## Input
"""

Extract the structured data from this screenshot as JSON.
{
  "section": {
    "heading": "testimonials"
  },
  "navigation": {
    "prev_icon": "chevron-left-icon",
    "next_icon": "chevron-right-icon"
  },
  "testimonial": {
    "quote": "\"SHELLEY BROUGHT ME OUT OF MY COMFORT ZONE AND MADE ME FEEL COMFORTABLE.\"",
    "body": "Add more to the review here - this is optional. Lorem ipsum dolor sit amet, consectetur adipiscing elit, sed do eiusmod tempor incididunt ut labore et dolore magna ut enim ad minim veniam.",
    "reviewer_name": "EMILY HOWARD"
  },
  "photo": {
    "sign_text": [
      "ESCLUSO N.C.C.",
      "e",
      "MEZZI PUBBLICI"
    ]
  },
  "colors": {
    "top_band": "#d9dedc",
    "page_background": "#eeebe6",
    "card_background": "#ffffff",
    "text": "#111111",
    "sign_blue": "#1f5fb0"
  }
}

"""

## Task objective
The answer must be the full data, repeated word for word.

## Response to the exercise
Extract the structured data from this screenshot as JSON.
{
  "section": {
    "heading": "testimonials"
  },
  "navigation": {
    "prev_icon": "chevron-left-icon",
    "next_icon": "chevron-right-icon"
  },
  "testimonial": {
    "quote": "\"SHELLEY BROUGHT ME OUT OF MY COMFORT ZONE AND MADE ME FEEL COMFORTABLE.\"",
    "body": "Add more to the review here - this is optional. Lorem ipsum dolor sit amet, consectetur adipiscing elit, sed do eiusmod tempor incididunt ut labore et dolore magna ut enim ad minim veniam.",
    "reviewer_name": "EMILY HOWARD"
  },
  "photo": {
    "sign_text": [
      "ESCLUSO N.C.C.",
      "e",
      "MEZZI PUBBLICI"
    ]
  },
  "colors": {
    "top_band": "#d9dedc",
    "page_background": "#eeebe6",
    "card_background": "#ffffff",
    "text": "#111111",
    "sign_blue": "#1f5fb0"
  }
}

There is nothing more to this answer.